Neither, in other words, could be called a steal at this point.
Like most people in the media, I’m occasionally asked by folks not in the media what’s the hot Hollywood stock to invest in. It would not havesolidified any friendships had I suggested any of the major studios for the past five years, though both Time Warner and Disney have shown healthy upticks recently.
But if, as everyone keeps abjuring, we are in the middle of huge shifts in the media landscape, there are bound to be new ways to make money out of this.
To those focused on the media, think about the companies behind the glitz, or startups in support services, both high and low-tech: Who makes the boxes that all those X-Boxes and PlayStations are shipped in, or those irritatingly hard-to-remove stickers on the spines of DVDs and CDs? Who supplies the red carpets that nowadays every high school prom, let alone every film premiere, has to roll out?
Or on other fronts, who’s setting up VOD channels on digital tiers here or abroad? Who’s running research outfits to help the bigger players navigate complicated media scenes like those in China or India?
You get the point: Getting in on something stodgy but essential to the biz, or something newfangled but far-sighted, may be more profitable than investing in the likes of Time Warner.

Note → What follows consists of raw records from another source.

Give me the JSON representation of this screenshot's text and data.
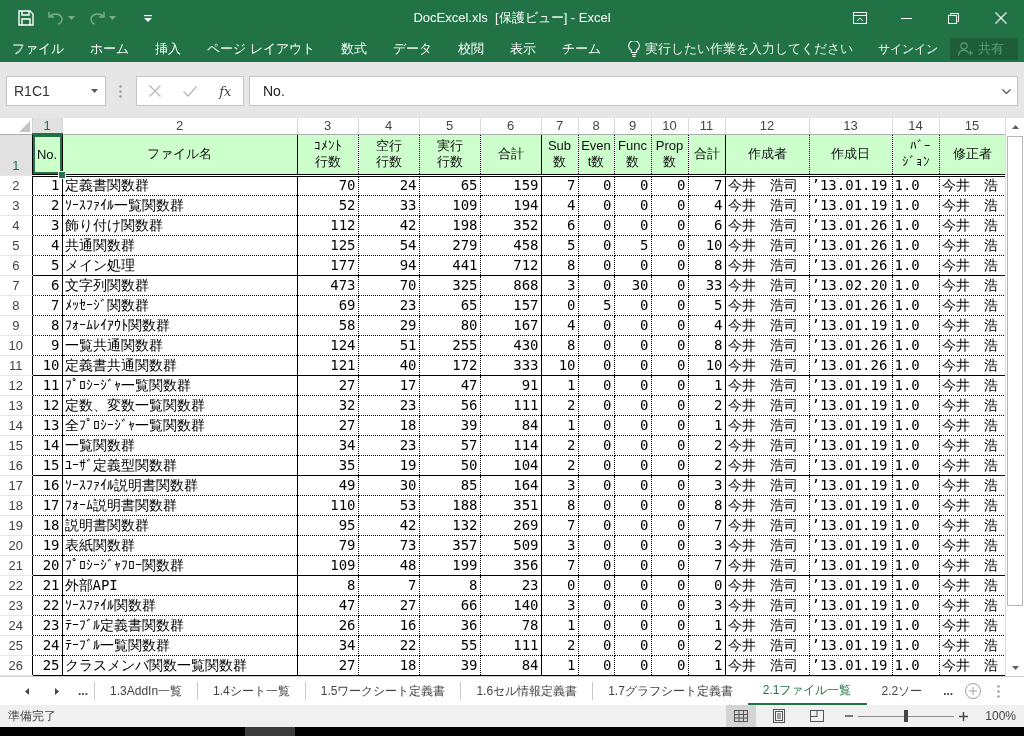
{
  "title_bar": {
    "quick_access": [
      {
        "kind": "save",
        "disabled": false
      },
      {
        "kind": "undo",
        "disabled": true
      },
      {
        "kind": "redo",
        "disabled": true
      },
      {
        "kind": "customize",
        "disabled": false
      }
    ],
    "title": "DocExcel.xls  [保護ビュー] - Excel"
  },
  "ribbon": {
    "tabs": [
      "ファイル",
      "ホーム",
      "挿入",
      "ページ レイアウト",
      "数式",
      "データ",
      "校閲",
      "表示",
      "チーム"
    ],
    "tell_me": {
      "placeholder": "実行したい作業を入力してください"
    },
    "sign_in": "サインイン",
    "share": {
      "label": "共有",
      "disabled": true
    }
  },
  "formula_bar": {
    "name_box": "R1C1",
    "buttons": [
      {
        "kind": "cancel",
        "disabled": true
      },
      {
        "kind": "enter",
        "disabled": true
      }
    ],
    "insert_function": "fx",
    "value": "No."
  },
  "sheet": {
    "columns": [
      {
        "label": "1",
        "selected": true
      },
      {
        "label": "2",
        "selected": false
      },
      {
        "label": "3",
        "selected": false
      },
      {
        "label": "4",
        "selected": false
      },
      {
        "label": "5",
        "selected": false
      },
      {
        "label": "6",
        "selected": false
      },
      {
        "label": "7",
        "selected": false
      },
      {
        "label": "8",
        "selected": false
      },
      {
        "label": "9",
        "selected": false
      },
      {
        "label": "10",
        "selected": false
      },
      {
        "label": "11",
        "selected": false
      },
      {
        "label": "12",
        "selected": false
      },
      {
        "label": "13",
        "selected": false
      },
      {
        "label": "14",
        "selected": false
      },
      {
        "label": "15",
        "selected": false
      }
    ],
    "header": {
      "row_label": "1",
      "selected": true,
      "cells": [
        "No.",
        "ファイル名",
        "ｺﾒﾝﾄ行数",
        "空行行数",
        "実行行数",
        "合計",
        "Sub数",
        "Event数",
        "Func数",
        "Prop数",
        "合計",
        "作成者",
        "作成日",
        "ﾊﾞｰｼﾞｮﾝ",
        "修正者"
      ]
    },
    "rows": [
      {
        "row_label": "2",
        "selected": false,
        "cells": [
          "1",
          "定義書関数群",
          "70",
          "24",
          "65",
          "159",
          "7",
          "0",
          "0",
          "0",
          "7",
          "今井　浩司",
          "’13.01.19",
          "1.0",
          "今井　浩"
        ]
      },
      {
        "row_label": "3",
        "selected": false,
        "cells": [
          "2",
          "ｿｰｽﾌｧｲﾙ一覧関数群",
          "52",
          "33",
          "109",
          "194",
          "4",
          "0",
          "0",
          "0",
          "4",
          "今井　浩司",
          "’13.01.19",
          "1.0",
          "今井　浩"
        ]
      },
      {
        "row_label": "4",
        "selected": false,
        "cells": [
          "3",
          "飾り付け関数群",
          "112",
          "42",
          "198",
          "352",
          "6",
          "0",
          "0",
          "0",
          "6",
          "今井　浩司",
          "’13.01.26",
          "1.0",
          "今井　浩"
        ]
      },
      {
        "row_label": "5",
        "selected": false,
        "cells": [
          "4",
          "共通関数群",
          "125",
          "54",
          "279",
          "458",
          "5",
          "0",
          "5",
          "0",
          "10",
          "今井　浩司",
          "’13.01.26",
          "1.0",
          "今井　浩"
        ]
      },
      {
        "row_label": "6",
        "selected": false,
        "cells": [
          "5",
          "メイン処理",
          "177",
          "94",
          "441",
          "712",
          "8",
          "0",
          "0",
          "0",
          "8",
          "今井　浩司",
          "’13.01.26",
          "1.0",
          "今井　浩"
        ]
      },
      {
        "row_label": "7",
        "selected": false,
        "cells": [
          "6",
          "文字列関数群",
          "473",
          "70",
          "325",
          "868",
          "3",
          "0",
          "30",
          "0",
          "33",
          "今井　浩司",
          "’13.02.20",
          "1.0",
          "今井　浩"
        ]
      },
      {
        "row_label": "8",
        "selected": false,
        "cells": [
          "7",
          "ﾒｯｾｰｼﾞ関数群",
          "69",
          "23",
          "65",
          "157",
          "0",
          "5",
          "0",
          "0",
          "5",
          "今井　浩司",
          "’13.01.26",
          "1.0",
          "今井　浩"
        ]
      },
      {
        "row_label": "9",
        "selected": false,
        "cells": [
          "8",
          "ﾌｫｰﾑﾚｲｱｳﾄ関数群",
          "58",
          "29",
          "80",
          "167",
          "4",
          "0",
          "0",
          "0",
          "4",
          "今井　浩司",
          "’13.01.19",
          "1.0",
          "今井　浩"
        ]
      },
      {
        "row_label": "10",
        "selected": false,
        "cells": [
          "9",
          "一覧共通関数群",
          "124",
          "51",
          "255",
          "430",
          "8",
          "0",
          "0",
          "0",
          "8",
          "今井　浩司",
          "’13.01.26",
          "1.0",
          "今井　浩"
        ]
      },
      {
        "row_label": "11",
        "selected": false,
        "cells": [
          "10",
          "定義書共通関数群",
          "121",
          "40",
          "172",
          "333",
          "10",
          "0",
          "0",
          "0",
          "10",
          "今井　浩司",
          "’13.01.26",
          "1.0",
          "今井　浩"
        ]
      },
      {
        "row_label": "12",
        "selected": false,
        "cells": [
          "11",
          "ﾌﾟﾛｼｰｼﾞｬ一覧関数群",
          "27",
          "17",
          "47",
          "91",
          "1",
          "0",
          "0",
          "0",
          "1",
          "今井　浩司",
          "’13.01.19",
          "1.0",
          "今井　浩"
        ]
      },
      {
        "row_label": "13",
        "selected": false,
        "cells": [
          "12",
          "定数、変数一覧関数群",
          "32",
          "23",
          "56",
          "111",
          "2",
          "0",
          "0",
          "0",
          "2",
          "今井　浩司",
          "’13.01.19",
          "1.0",
          "今井　浩"
        ]
      },
      {
        "row_label": "14",
        "selected": false,
        "cells": [
          "13",
          "全ﾌﾟﾛｼｰｼﾞｬ一覧関数群",
          "27",
          "18",
          "39",
          "84",
          "1",
          "0",
          "0",
          "0",
          "1",
          "今井　浩司",
          "’13.01.19",
          "1.0",
          "今井　浩"
        ]
      },
      {
        "row_label": "15",
        "selected": false,
        "cells": [
          "14",
          "一覧関数群",
          "34",
          "23",
          "57",
          "114",
          "2",
          "0",
          "0",
          "0",
          "2",
          "今井　浩司",
          "’13.01.19",
          "1.0",
          "今井　浩"
        ]
      },
      {
        "row_label": "16",
        "selected": false,
        "cells": [
          "15",
          "ﾕｰｻﾞ定義型関数群",
          "35",
          "19",
          "50",
          "104",
          "2",
          "0",
          "0",
          "0",
          "2",
          "今井　浩司",
          "’13.01.19",
          "1.0",
          "今井　浩"
        ]
      },
      {
        "row_label": "17",
        "selected": false,
        "cells": [
          "16",
          "ｿｰｽﾌｧｲﾙ説明書関数群",
          "49",
          "30",
          "85",
          "164",
          "3",
          "0",
          "0",
          "0",
          "3",
          "今井　浩司",
          "’13.01.19",
          "1.0",
          "今井　浩"
        ]
      },
      {
        "row_label": "18",
        "selected": false,
        "cells": [
          "17",
          "ﾌｫｰﾑ説明書関数群",
          "110",
          "53",
          "188",
          "351",
          "8",
          "0",
          "0",
          "0",
          "8",
          "今井　浩司",
          "’13.01.19",
          "1.0",
          "今井　浩"
        ]
      },
      {
        "row_label": "19",
        "selected": false,
        "cells": [
          "18",
          "説明書関数群",
          "95",
          "42",
          "132",
          "269",
          "7",
          "0",
          "0",
          "0",
          "7",
          "今井　浩司",
          "’13.01.19",
          "1.0",
          "今井　浩"
        ]
      },
      {
        "row_label": "20",
        "selected": false,
        "cells": [
          "19",
          "表紙関数群",
          "79",
          "73",
          "357",
          "509",
          "3",
          "0",
          "0",
          "0",
          "3",
          "今井　浩司",
          "’13.01.19",
          "1.0",
          "今井　浩"
        ]
      },
      {
        "row_label": "21",
        "selected": false,
        "cells": [
          "20",
          "ﾌﾟﾛｼｰｼﾞｬﾌﾛｰ関数群",
          "109",
          "48",
          "199",
          "356",
          "7",
          "0",
          "0",
          "0",
          "7",
          "今井　浩司",
          "’13.01.19",
          "1.0",
          "今井　浩"
        ]
      },
      {
        "row_label": "22",
        "selected": false,
        "cells": [
          "21",
          "外部API",
          "8",
          "7",
          "8",
          "23",
          "0",
          "0",
          "0",
          "0",
          "0",
          "今井　浩司",
          "’13.01.19",
          "1.0",
          "今井　浩"
        ]
      },
      {
        "row_label": "23",
        "selected": false,
        "cells": [
          "22",
          "ｿｰｽﾌｧｲﾙ関数群",
          "47",
          "27",
          "66",
          "140",
          "3",
          "0",
          "0",
          "0",
          "3",
          "今井　浩司",
          "’13.01.19",
          "1.0",
          "今井　浩"
        ]
      },
      {
        "row_label": "24",
        "selected": false,
        "cells": [
          "23",
          "ﾃｰﾌﾞﾙ定義書関数群",
          "26",
          "16",
          "36",
          "78",
          "1",
          "0",
          "0",
          "0",
          "1",
          "今井　浩司",
          "’13.01.19",
          "1.0",
          "今井　浩"
        ]
      },
      {
        "row_label": "25",
        "selected": false,
        "cells": [
          "24",
          "ﾃｰﾌﾞﾙ一覧関数群",
          "34",
          "22",
          "55",
          "111",
          "2",
          "0",
          "0",
          "0",
          "2",
          "今井　浩司",
          "’13.01.19",
          "1.0",
          "今井　浩"
        ]
      },
      {
        "row_label": "26",
        "selected": false,
        "cells": [
          "25",
          "クラスメンバ関数一覧関数群",
          "27",
          "18",
          "39",
          "84",
          "1",
          "0",
          "0",
          "0",
          "1",
          "今井　浩司",
          "’13.01.19",
          "1.0",
          "今井　浩"
        ]
      }
    ]
  },
  "sheet_tabs": {
    "more_left": "...",
    "tabs": [
      {
        "label": "1.3AddIn一覧",
        "selected": false
      },
      {
        "label": "1.4シート一覧",
        "selected": false
      },
      {
        "label": "1.5ワークシート定義書",
        "selected": false
      },
      {
        "label": "1.6セル情報定義書",
        "selected": false
      },
      {
        "label": "1.7グラフシート定義書",
        "selected": false
      },
      {
        "label": "2.1ファイル一覧",
        "selected": true
      },
      {
        "label": "2.2ソー",
        "selected": false
      }
    ],
    "more_right": "..."
  },
  "status_bar": {
    "status": "準備完了",
    "views": [
      {
        "kind": "normal",
        "selected": true
      },
      {
        "kind": "page_layout",
        "selected": false
      },
      {
        "kind": "page_break",
        "selected": false
      }
    ],
    "zoom": {
      "level": 0.5,
      "reading": "100%"
    }
  }
}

Unless, of course, you were prescient enough three years ago to buy in at $10 a share.